Every line of the material below that holds the string "this" should be copied.

Segment Start: Data provided

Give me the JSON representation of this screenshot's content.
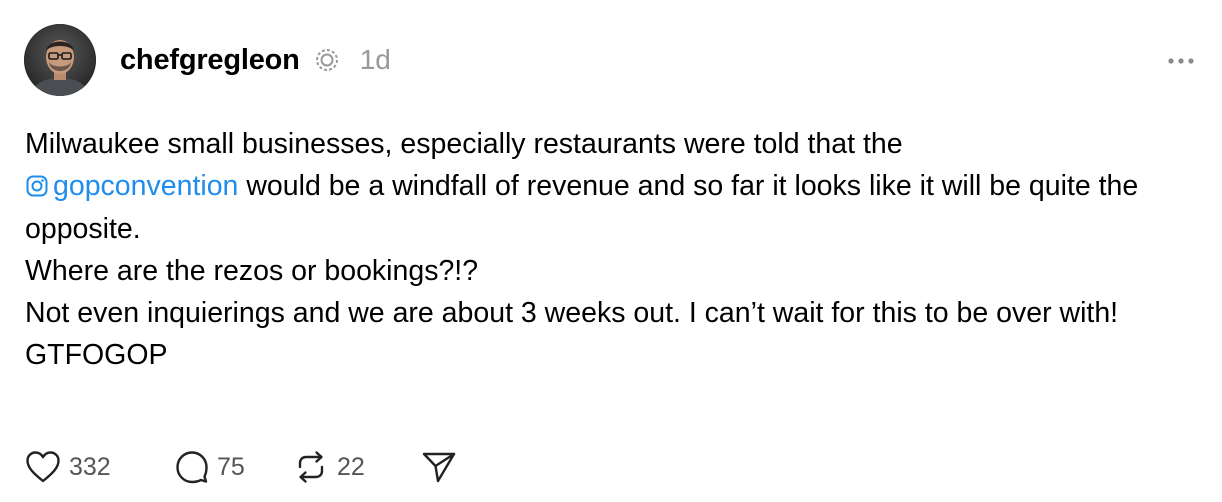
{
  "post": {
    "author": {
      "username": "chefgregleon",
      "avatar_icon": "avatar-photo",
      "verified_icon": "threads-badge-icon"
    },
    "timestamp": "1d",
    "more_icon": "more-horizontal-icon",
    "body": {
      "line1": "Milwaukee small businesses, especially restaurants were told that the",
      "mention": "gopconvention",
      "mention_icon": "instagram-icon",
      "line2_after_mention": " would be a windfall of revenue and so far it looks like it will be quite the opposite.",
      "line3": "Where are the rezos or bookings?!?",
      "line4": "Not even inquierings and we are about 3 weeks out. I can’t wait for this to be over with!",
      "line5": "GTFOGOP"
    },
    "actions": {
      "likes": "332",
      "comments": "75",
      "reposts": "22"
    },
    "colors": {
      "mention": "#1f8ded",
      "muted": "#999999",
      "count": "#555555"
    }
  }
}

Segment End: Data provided

__Response to the task__
Give me the JSON representation of this screenshot's content.
      "line4": "Not even inquierings and we are about 3 weeks out. I can’t wait for this to be over with!",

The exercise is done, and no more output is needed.